▶ WHAT IS REQUIRED:
Of the lines below, report only those that contain "transmit".

********

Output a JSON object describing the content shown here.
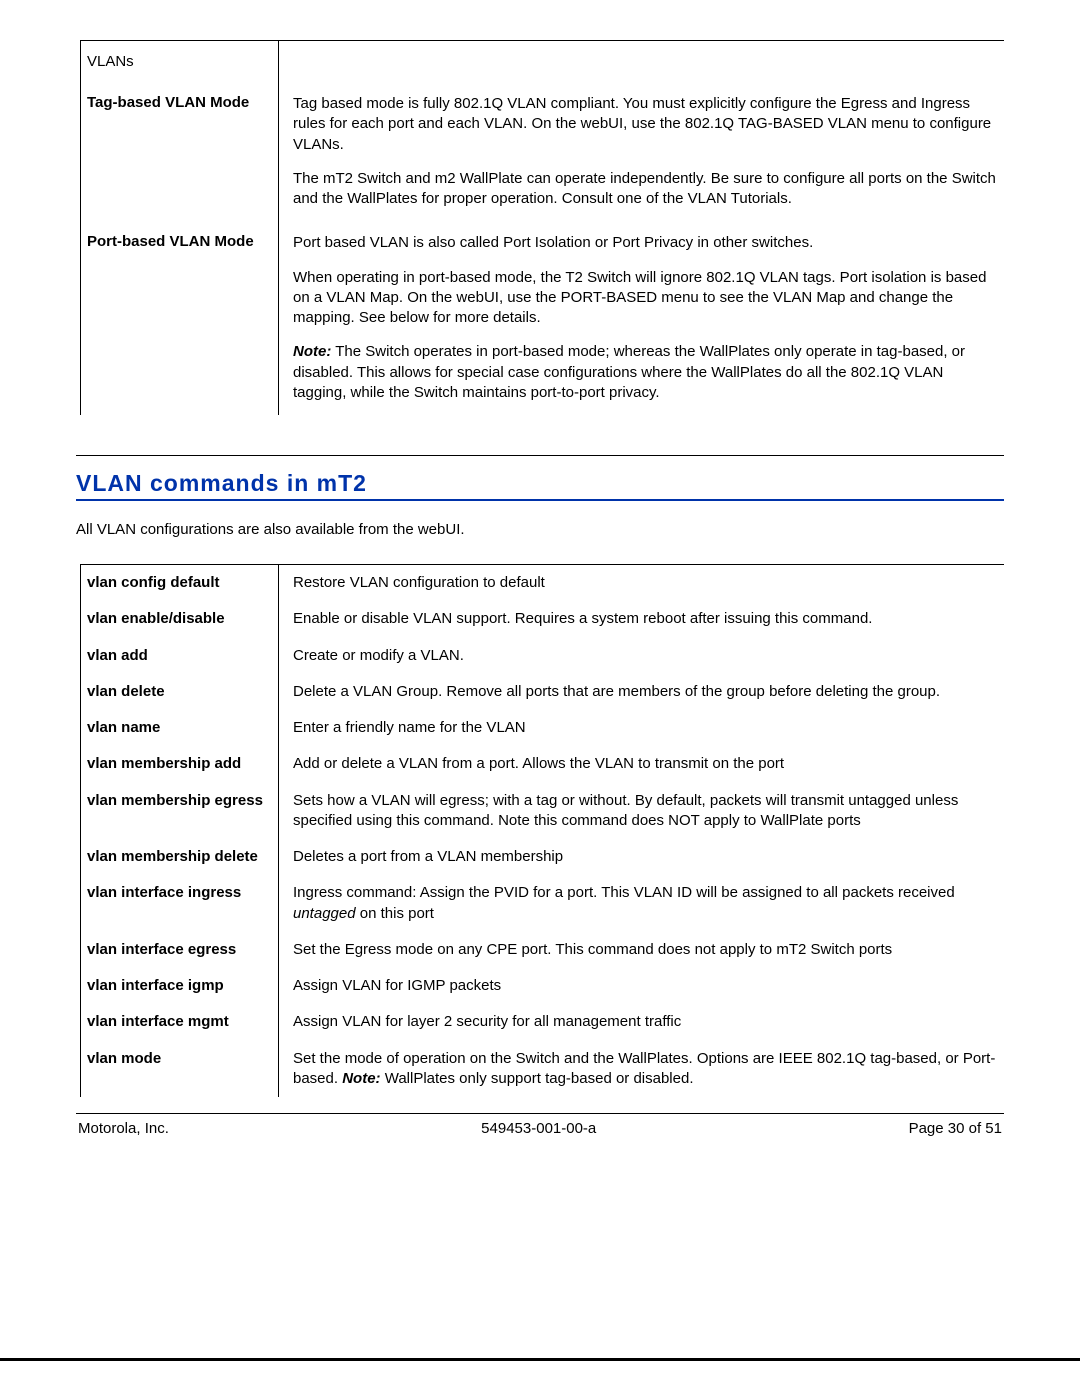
{
  "header": {
    "section": "VLANs"
  },
  "modes": [
    {
      "term": "Tag-based VLAN Mode",
      "paras": [
        "Tag based mode is fully 802.1Q VLAN compliant.  You must explicitly configure the Egress and Ingress rules for each port and each VLAN.  On the webUI, use the 802.1Q TAG-BASED VLAN menu to configure VLANs.",
        "The mT2 Switch and m2 WallPlate can operate independently.  Be sure to configure all ports on the Switch and the WallPlates for proper operation.  Consult one of the VLAN Tutorials."
      ]
    },
    {
      "term": "Port-based VLAN Mode",
      "paras": [
        "Port based VLAN is also called Port Isolation or Port Privacy in other switches.",
        "When operating in port-based mode, the T2 Switch will ignore 802.1Q VLAN tags.  Port isolation is based on a VLAN Map.  On the webUI, use the PORT-BASED menu to see the VLAN Map and change the mapping.  See below for more details."
      ],
      "note": {
        "label": "Note:",
        "text": "  The Switch operates in port-based mode; whereas the WallPlates only operate in tag-based, or disabled.  This allows for special case configurations where the WallPlates do all the 802.1Q VLAN tagging, while the Switch maintains port-to-port privacy."
      }
    }
  ],
  "section_title": "VLAN commands in mT2",
  "intro": "All VLAN configurations are also available from the webUI.",
  "commands": [
    {
      "term": "vlan config default",
      "desc": "Restore VLAN configuration to default"
    },
    {
      "term": "vlan enable/disable",
      "desc": "Enable or disable VLAN support.  Requires a system reboot after issuing this command."
    },
    {
      "term": "vlan add",
      "desc": "Create or modify a VLAN."
    },
    {
      "term": "vlan delete",
      "desc": "Delete a VLAN Group.  Remove all ports that are members of the group before deleting the group."
    },
    {
      "term": "vlan name",
      "desc": "Enter a friendly name for the VLAN"
    },
    {
      "term": "vlan membership add",
      "desc": "Add or delete a VLAN from a port.  Allows the VLAN to transmit on the port"
    },
    {
      "term": "vlan membership egress",
      "desc": "Sets how a VLAN will egress; with a tag or without.  By default, packets will transmit untagged unless specified using this command.  Note this command does NOT apply to WallPlate ports"
    },
    {
      "term": "vlan membership delete",
      "desc": "Deletes a port from a VLAN membership"
    },
    {
      "term": "vlan interface ingress",
      "desc_pre": "Ingress command:  Assign the PVID for a port.  This VLAN ID will be assigned to all packets received ",
      "desc_ital": "untagged",
      "desc_post": " on this port"
    },
    {
      "term": "vlan interface egress",
      "desc": "Set the Egress mode on any CPE port.  This command does not apply to mT2 Switch ports"
    },
    {
      "term": "vlan interface igmp",
      "desc": "Assign VLAN for IGMP packets"
    },
    {
      "term": "vlan interface mgmt",
      "desc": "Assign VLAN for layer 2 security for all management traffic"
    },
    {
      "term": "vlan mode",
      "desc_pre": "Set the mode of operation on the Switch and the WallPlates.  Options are IEEE 802.1Q tag-based, or Port-based.  ",
      "note_label": "Note:",
      "desc_post": "  WallPlates only support tag-based or disabled."
    }
  ],
  "footer": {
    "left": "Motorola, Inc.",
    "mid": "549453-001-00-a",
    "right": "Page 30 of 51"
  }
}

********

▶ SOLUTION FOR THIS TASK:
      "desc": "Add or delete a VLAN from a port.  Allows the VLAN to transmit on the port"
      "desc": "Sets how a VLAN will egress; with a tag or without.  By default, packets will transmit untagged unless specified using this command.  Note this command does NOT apply to WallPlate ports"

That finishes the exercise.